raspberrysoda, December 18th, 2015

Apparently, Finland had a Bay Area with a pretty developed thrash scene, which was ruled by the quite popular (in Finland, mostly) Stone, and that's about it. Although National Napalm Syndicate were musically developed, they were, and are still, quite obscure.

One of the first things you notice about this album, is that it was mastered by professionals, despite the inexperience of their band management. The guitars are thick and are well enhanced, along with the perfectly equalized drums and bass- a thing that shows the lack of inexperience in this band. The songs themselves show the major influences of the band, and particularly Exodus, Megadeth, and even Kreator and Coroner come in mind. Surprisingly, this band isn't a clone of any of these, and manages to make a different sound by using many odd timed signatures (that are most notably heard in The Pain of Pleasure and The Sunrise, which are some of the album's best songs), flashy solos, very frantic drumming, and last but not least, the vocals. The type of vocals that were used in the album is very unusual among ANY genre of music, and sound like a seal trying to sing power metal- a fact which makes this album even more interesting and adds to its originality.
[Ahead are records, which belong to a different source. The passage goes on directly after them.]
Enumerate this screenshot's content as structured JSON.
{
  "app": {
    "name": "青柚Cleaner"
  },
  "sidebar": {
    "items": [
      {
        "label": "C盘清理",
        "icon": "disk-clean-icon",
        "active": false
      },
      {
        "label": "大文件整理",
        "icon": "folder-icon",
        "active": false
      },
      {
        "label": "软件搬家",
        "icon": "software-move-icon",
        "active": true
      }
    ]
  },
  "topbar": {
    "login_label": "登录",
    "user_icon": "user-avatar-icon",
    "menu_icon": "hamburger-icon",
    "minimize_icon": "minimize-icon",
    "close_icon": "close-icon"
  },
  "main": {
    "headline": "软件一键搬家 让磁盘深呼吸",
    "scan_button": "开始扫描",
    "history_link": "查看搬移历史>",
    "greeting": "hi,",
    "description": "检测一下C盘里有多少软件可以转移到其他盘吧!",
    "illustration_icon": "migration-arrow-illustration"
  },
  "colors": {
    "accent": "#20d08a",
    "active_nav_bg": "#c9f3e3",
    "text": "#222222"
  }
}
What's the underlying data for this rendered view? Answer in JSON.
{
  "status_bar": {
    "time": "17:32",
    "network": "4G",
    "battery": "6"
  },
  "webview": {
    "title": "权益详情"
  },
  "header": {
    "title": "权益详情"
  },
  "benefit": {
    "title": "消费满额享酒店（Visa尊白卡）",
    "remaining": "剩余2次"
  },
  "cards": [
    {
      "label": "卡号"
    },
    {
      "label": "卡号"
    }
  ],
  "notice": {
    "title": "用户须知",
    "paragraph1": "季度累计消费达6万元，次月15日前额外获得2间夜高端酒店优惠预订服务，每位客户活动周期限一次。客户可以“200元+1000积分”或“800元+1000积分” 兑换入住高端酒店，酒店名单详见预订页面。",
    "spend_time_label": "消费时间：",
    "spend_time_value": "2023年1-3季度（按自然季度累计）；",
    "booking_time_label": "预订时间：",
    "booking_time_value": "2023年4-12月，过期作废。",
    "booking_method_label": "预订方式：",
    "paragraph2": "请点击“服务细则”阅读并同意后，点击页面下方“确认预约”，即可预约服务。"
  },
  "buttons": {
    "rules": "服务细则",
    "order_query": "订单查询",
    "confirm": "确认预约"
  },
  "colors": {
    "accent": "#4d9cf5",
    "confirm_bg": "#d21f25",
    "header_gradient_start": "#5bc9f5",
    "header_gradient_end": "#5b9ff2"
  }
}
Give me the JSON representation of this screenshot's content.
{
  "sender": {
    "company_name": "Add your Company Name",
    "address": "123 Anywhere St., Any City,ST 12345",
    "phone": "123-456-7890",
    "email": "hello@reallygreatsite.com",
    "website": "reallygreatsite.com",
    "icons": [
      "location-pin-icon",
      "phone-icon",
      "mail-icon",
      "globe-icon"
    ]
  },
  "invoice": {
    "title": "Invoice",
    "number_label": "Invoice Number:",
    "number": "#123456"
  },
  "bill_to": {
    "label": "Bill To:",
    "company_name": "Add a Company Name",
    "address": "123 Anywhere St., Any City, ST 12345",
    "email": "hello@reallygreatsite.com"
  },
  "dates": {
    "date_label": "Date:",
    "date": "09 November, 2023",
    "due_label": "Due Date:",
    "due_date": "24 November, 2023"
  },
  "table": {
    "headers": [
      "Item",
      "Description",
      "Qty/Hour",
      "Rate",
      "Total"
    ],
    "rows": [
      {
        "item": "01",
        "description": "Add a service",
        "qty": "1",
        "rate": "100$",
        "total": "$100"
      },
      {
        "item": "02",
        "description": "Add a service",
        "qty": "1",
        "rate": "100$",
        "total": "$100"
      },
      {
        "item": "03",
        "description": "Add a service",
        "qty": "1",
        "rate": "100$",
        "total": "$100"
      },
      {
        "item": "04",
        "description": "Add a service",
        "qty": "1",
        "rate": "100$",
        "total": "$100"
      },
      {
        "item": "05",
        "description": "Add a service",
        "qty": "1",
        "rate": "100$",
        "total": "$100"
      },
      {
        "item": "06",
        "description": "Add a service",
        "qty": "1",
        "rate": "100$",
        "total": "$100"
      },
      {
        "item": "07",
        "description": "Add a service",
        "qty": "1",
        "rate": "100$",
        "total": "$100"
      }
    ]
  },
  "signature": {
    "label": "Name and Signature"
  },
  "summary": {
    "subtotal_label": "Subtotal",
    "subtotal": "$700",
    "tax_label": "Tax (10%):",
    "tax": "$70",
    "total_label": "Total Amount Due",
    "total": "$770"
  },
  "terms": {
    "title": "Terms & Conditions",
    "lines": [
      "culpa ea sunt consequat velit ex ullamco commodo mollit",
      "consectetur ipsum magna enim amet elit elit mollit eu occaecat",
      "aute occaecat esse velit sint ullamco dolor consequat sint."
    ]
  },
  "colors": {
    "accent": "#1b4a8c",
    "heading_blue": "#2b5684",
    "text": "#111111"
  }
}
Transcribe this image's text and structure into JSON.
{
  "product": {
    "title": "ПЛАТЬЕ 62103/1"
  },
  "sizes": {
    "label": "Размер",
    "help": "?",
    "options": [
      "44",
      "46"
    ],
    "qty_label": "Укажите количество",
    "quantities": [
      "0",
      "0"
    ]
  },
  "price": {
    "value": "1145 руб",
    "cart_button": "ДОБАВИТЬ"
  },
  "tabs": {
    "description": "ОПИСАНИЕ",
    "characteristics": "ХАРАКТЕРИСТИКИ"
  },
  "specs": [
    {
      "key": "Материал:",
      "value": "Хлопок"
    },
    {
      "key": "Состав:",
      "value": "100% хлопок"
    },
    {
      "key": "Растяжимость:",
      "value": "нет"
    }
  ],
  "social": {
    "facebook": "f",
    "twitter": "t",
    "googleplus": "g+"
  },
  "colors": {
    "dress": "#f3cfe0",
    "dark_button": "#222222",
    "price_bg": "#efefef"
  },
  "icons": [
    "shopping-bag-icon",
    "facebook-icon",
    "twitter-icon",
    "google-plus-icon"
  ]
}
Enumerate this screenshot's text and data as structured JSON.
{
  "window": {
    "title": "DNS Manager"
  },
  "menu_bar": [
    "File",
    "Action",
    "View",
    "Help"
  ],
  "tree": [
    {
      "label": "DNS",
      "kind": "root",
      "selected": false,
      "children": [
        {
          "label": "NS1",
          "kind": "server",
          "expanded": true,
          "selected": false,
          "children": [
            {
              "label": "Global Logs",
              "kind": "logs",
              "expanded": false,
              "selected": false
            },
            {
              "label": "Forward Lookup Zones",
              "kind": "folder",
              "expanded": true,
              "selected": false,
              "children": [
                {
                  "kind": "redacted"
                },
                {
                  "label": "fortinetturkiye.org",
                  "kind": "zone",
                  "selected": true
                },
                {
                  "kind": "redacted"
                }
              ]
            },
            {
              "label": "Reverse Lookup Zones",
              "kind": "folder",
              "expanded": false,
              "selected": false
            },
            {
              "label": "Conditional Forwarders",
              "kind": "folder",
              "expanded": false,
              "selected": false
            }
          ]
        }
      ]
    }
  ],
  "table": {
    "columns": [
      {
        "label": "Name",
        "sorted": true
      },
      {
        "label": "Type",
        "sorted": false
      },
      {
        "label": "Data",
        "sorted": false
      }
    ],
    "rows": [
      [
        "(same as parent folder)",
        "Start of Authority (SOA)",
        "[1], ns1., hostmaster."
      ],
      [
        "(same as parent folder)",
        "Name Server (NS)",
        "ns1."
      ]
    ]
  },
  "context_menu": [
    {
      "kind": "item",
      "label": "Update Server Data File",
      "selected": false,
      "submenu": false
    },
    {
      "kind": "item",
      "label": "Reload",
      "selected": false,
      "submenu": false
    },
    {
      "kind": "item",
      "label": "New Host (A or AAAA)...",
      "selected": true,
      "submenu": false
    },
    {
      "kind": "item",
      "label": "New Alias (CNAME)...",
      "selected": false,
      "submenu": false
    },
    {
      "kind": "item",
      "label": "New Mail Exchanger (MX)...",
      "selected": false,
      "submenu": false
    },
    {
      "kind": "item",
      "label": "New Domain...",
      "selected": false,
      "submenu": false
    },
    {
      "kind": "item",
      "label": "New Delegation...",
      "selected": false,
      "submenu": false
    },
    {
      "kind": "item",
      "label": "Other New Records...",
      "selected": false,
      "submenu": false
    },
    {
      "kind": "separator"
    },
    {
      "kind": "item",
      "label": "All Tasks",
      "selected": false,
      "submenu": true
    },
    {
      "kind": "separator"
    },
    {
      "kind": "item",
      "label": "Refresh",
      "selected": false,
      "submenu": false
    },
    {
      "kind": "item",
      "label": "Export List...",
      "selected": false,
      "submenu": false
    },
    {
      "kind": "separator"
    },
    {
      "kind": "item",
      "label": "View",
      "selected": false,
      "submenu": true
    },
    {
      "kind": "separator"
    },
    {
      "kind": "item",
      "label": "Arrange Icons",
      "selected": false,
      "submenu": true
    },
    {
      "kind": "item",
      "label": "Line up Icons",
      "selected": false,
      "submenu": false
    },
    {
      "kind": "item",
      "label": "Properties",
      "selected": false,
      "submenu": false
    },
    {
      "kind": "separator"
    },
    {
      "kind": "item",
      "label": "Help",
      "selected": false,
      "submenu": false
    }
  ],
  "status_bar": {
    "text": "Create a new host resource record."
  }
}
The songs themselves are very consistent and use a basic Bay Area thrash album structure, resembling Death Angel Exodus, and make the album's only flaw- the fact that it is TOO consistent and make the songs pretty unidentifiable from each other- sort of like what happened in Hades Archer's Penis Metal. The lyrics of the songs are pretty unusual- they are written in a semi-broken English, and deal with various subjects, such as war (The Sunrise), death, (911), and even pedophilia in Lucy, which is actually pretty amusing because of the broken language these lyrics are delivered in.

It's a real pity that this is still their status among oldschool thrash fans, and it should definitely be in the pantheon of Finland's best thrash albums ever released.